(Lander, Wyo.) – With the fate of the Wyoming State Winter Fair still to be determined, a group of more than 30 people gathered last week to discuss what’s working and what isn’t.
In an hour long meeting, a group of interested residents and potential volunteers shared their thoughts with the board that runs the fair. Earlier this month, the board announced they might have to cease operations. (Read more about the announcement here.)
Several in the group approved of the idea of the winter fair focusing on quality and not quantity. Right now the fair spans two weekends, spanning six days.

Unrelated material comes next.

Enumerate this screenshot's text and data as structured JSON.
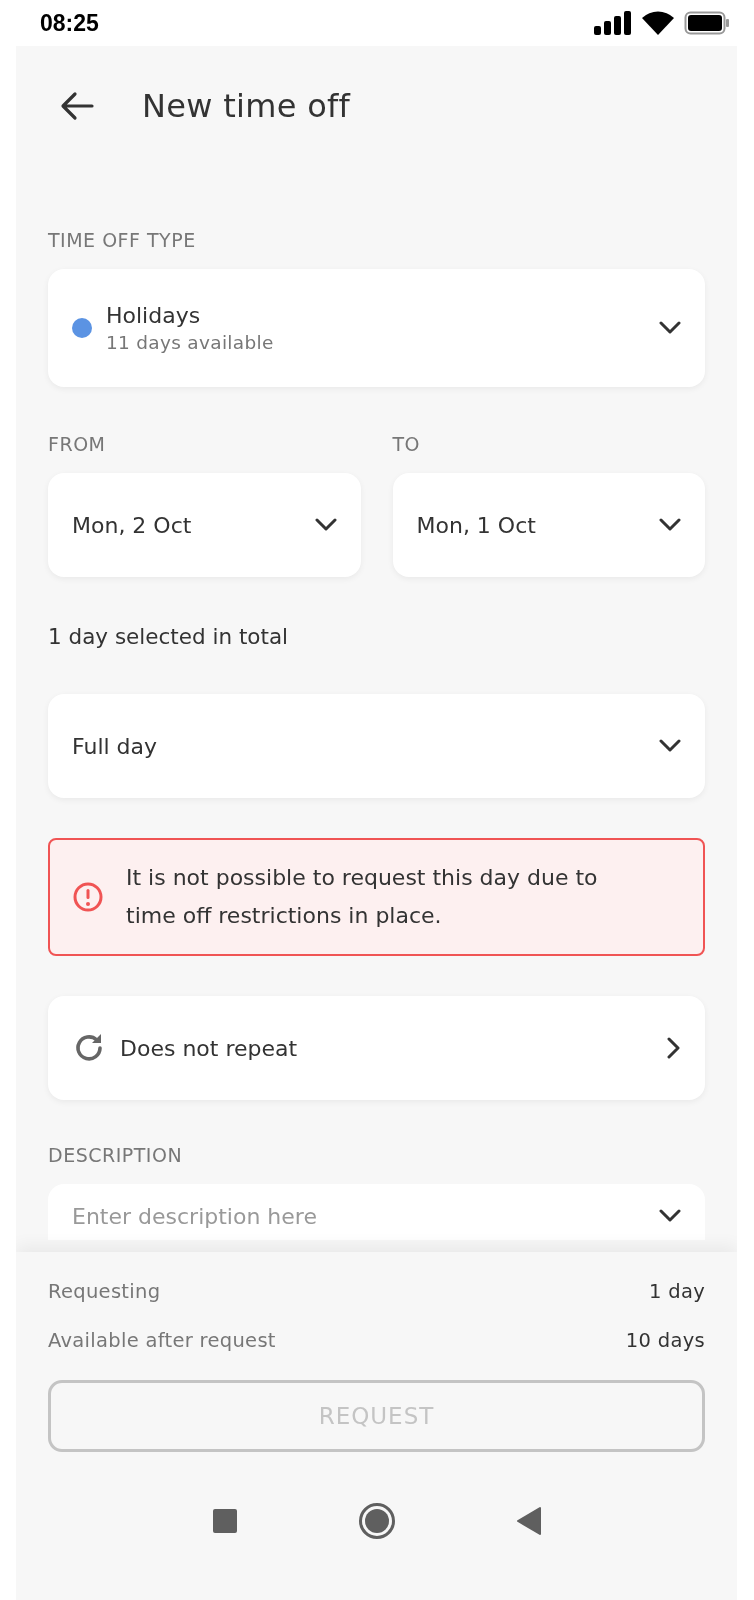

Board Chairman John Schumacher started the meeting by informing everyone about how the Winter Fair is put together each year. He said the annual trade fair usually takes $15,000-20,000 to put on and all proceeds go back to producing the next year’s event. He noted the many different volunteer positions needed to keep it going like a grant writer, judges for livestock shows, cleaning crews and more.
Schumacher himself said he couldn’t keep participating in the fair and that eventually new blood would have to take over. No hard and fast decisions about the future of the fair were made, but another meeting was scheduled for 6 p.m. on Nov. 6. The date was set after several people said waiting a month was too long, and if new people were wanted to participate they would need more time to get up to speed.
Schumacher said in recent years there hasn’t been much participation from local youth agriculture groups. A parent of one student said the time of year, March, is difficult regarding other school related events like sports and with planning for events for later in the year like the Fremont County Fair. There was also mention that the Wild West Winter Carnival in Riverton has better beef prizes, and is likely one reason participation has waned.
Some attendees raised communication issues, noting that the local UW Extension Office was reportedly unaware of the winter fair’s shows, and Schumacher agreed more outreach needed to be done to communicate with 4H and FFA groups, but that a volunteer was needed to do that.
There was also noted a need for a new variety in entertainment opportunities. One man who said he had volunteered many times in the past said, “It got to the point that I could tell you what’s going on in my sleep.”
Others suggested pursuing more fundraising opportunities throughout the year, to keep up awareness and to help with income. Schumacher said historically the fair hasn’t done any mid-year fundraising.